Start of EXERCISE MATERIALS

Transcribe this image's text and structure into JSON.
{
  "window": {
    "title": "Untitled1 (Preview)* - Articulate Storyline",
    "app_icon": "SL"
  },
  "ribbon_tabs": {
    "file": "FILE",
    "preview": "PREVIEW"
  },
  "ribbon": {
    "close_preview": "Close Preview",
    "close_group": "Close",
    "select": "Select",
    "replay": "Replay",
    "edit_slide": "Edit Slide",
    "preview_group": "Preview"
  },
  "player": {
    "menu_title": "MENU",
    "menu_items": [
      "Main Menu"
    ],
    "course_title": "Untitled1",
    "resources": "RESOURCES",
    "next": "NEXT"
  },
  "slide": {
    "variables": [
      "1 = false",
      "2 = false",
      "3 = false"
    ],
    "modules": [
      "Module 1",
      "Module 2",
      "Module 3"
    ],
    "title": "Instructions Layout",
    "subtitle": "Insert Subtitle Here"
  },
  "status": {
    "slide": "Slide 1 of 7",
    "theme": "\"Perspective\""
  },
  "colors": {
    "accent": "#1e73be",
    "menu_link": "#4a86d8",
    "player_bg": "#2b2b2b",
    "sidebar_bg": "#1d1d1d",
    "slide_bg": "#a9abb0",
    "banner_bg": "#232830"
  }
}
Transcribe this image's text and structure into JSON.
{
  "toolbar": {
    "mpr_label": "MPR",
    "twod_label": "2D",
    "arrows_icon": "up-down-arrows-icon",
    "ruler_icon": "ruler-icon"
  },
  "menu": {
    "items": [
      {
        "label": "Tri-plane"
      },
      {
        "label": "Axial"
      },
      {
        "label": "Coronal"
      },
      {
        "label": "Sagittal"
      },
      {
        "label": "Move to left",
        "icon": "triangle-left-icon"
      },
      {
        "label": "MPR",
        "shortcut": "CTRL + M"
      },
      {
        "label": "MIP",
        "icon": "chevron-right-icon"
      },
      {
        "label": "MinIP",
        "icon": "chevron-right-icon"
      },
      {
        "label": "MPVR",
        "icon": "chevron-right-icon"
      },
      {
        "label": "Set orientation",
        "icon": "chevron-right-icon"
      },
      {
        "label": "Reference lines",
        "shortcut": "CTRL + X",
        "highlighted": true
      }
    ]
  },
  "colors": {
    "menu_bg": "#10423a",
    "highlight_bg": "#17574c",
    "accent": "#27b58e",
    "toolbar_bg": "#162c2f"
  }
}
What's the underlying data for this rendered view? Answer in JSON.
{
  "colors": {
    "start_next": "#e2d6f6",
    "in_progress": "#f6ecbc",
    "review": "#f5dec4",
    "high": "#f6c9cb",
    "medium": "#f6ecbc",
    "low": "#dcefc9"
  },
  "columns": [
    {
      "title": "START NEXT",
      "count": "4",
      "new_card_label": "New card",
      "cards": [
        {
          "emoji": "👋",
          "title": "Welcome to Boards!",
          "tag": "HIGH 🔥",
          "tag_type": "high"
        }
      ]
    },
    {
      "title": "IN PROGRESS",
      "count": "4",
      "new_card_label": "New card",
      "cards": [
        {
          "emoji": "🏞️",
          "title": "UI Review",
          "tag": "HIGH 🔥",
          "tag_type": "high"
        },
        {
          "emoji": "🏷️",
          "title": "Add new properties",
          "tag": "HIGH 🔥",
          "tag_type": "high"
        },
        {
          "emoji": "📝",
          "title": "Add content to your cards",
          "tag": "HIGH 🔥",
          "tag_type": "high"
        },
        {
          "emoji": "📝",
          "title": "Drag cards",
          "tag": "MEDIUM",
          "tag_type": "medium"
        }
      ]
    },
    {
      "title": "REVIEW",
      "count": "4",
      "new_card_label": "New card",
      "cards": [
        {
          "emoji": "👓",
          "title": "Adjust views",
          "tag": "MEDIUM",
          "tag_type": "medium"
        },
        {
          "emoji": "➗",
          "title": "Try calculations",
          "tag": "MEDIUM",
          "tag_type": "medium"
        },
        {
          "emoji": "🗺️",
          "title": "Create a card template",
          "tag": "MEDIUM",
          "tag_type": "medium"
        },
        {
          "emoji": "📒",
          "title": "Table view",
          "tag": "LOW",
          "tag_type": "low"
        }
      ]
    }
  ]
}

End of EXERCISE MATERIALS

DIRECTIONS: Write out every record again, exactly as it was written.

EXERCISE RESPONSE:
Transcribe this image's text and structure into JSON.
{
  "window": {
    "title": "Untitled1 (Preview)* - Articulate Storyline",
    "app_icon": "SL"
  },
  "ribbon_tabs": {
    "file": "FILE",
    "preview": "PREVIEW"
  },
  "ribbon": {
    "close_preview": "Close Preview",
    "close_group": "Close",
    "select": "Select",
    "replay": "Replay",
    "edit_slide": "Edit Slide",
    "preview_group": "Preview"
  },
  "player": {
    "menu_title": "MENU",
    "menu_items": [
      "Main Menu"
    ],
    "course_title": "Untitled1",
    "resources": "RESOURCES",
    "next": "NEXT"
  },
  "slide": {
    "variables": [
      "1 = false",
      "2 = false",
      "3 = false"
    ],
    "modules": [
      "Module 1",
      "Module 2",
      "Module 3"
    ],
    "title": "Instructions Layout",
    "subtitle": "Insert Subtitle Here"
  },
  "status": {
    "slide": "Slide 1 of 7",
    "theme": "\"Perspective\""
  },
  "colors": {
    "accent": "#1e73be",
    "menu_link": "#4a86d8",
    "player_bg": "#2b2b2b",
    "sidebar_bg": "#1d1d1d",
    "slide_bg": "#a9abb0",
    "banner_bg": "#232830"
  }
}
Transcribe this image's text and structure into JSON.
{
  "toolbar": {
    "mpr_label": "MPR",
    "twod_label": "2D",
    "arrows_icon": "up-down-arrows-icon",
    "ruler_icon": "ruler-icon"
  },
  "menu": {
    "items": [
      {
        "label": "Tri-plane"
      },
      {
        "label": "Axial"
      },
      {
        "label": "Coronal"
      },
      {
        "label": "Sagittal"
      },
      {
        "label": "Move to left",
        "icon": "triangle-left-icon"
      },
      {
        "label": "MPR",
        "shortcut": "CTRL + M"
      },
      {
        "label": "MIP",
        "icon": "chevron-right-icon"
      },
      {
        "label": "MinIP",
        "icon": "chevron-right-icon"
      },
      {
        "label": "MPVR",
        "icon": "chevron-right-icon"
      },
      {
        "label": "Set orientation",
        "icon": "chevron-right-icon"
      },
      {
        "label": "Reference lines",
        "shortcut": "CTRL + X",
        "highlighted": true
      }
    ]
  },
  "colors": {
    "menu_bg": "#10423a",
    "highlight_bg": "#17574c",
    "accent": "#27b58e",
    "toolbar_bg": "#162c2f"
  }
}
What's the underlying data for this rendered view? Answer in JSON.
{
  "colors": {
    "start_next": "#e2d6f6",
    "in_progress": "#f6ecbc",
    "review": "#f5dec4",
    "high": "#f6c9cb",
    "medium": "#f6ecbc",
    "low": "#dcefc9"
  },
  "columns": [
    {
      "title": "START NEXT",
      "count": "4",
      "new_card_label": "New card",
      "cards": [
        {
          "emoji": "👋",
          "title": "Welcome to Boards!",
          "tag": "HIGH 🔥",
          "tag_type": "high"
        }
      ]
    },
    {
      "title": "IN PROGRESS",
      "count": "4",
      "new_card_label": "New card",
      "cards": [
        {
          "emoji": "🏞️",
          "title": "UI Review",
          "tag": "HIGH 🔥",
          "tag_type": "high"
        },
        {
          "emoji": "🏷️",
          "title": "Add new properties",
          "tag": "HIGH 🔥",
          "tag_type": "high"
        },
        {
          "emoji": "📝",
          "title": "Add content to your cards",
          "tag": "HIGH 🔥",
          "tag_type": "high"
        },
        {
          "emoji": "📝",
          "title": "Drag cards",
          "tag": "MEDIUM",
          "tag_type": "medium"
        }
      ]
    },
    {
      "title": "REVIEW",
      "count": "4",
      "new_card_label": "New card",
      "cards": [
        {
          "emoji": "👓",
          "title": "Adjust views",
          "tag": "MEDIUM",
          "tag_type": "medium"
        },
        {
          "emoji": "➗",
          "title": "Try calculations",
          "tag": "MEDIUM",
          "tag_type": "medium"
        },
        {
          "emoji": "🗺️",
          "title": "Create a card template",
          "tag": "MEDIUM",
          "tag_type": "medium"
        },
        {
          "emoji": "📒",
          "title": "Table view",
          "tag": "LOW",
          "tag_type": "low"
        }
      ]
    }
  ]
}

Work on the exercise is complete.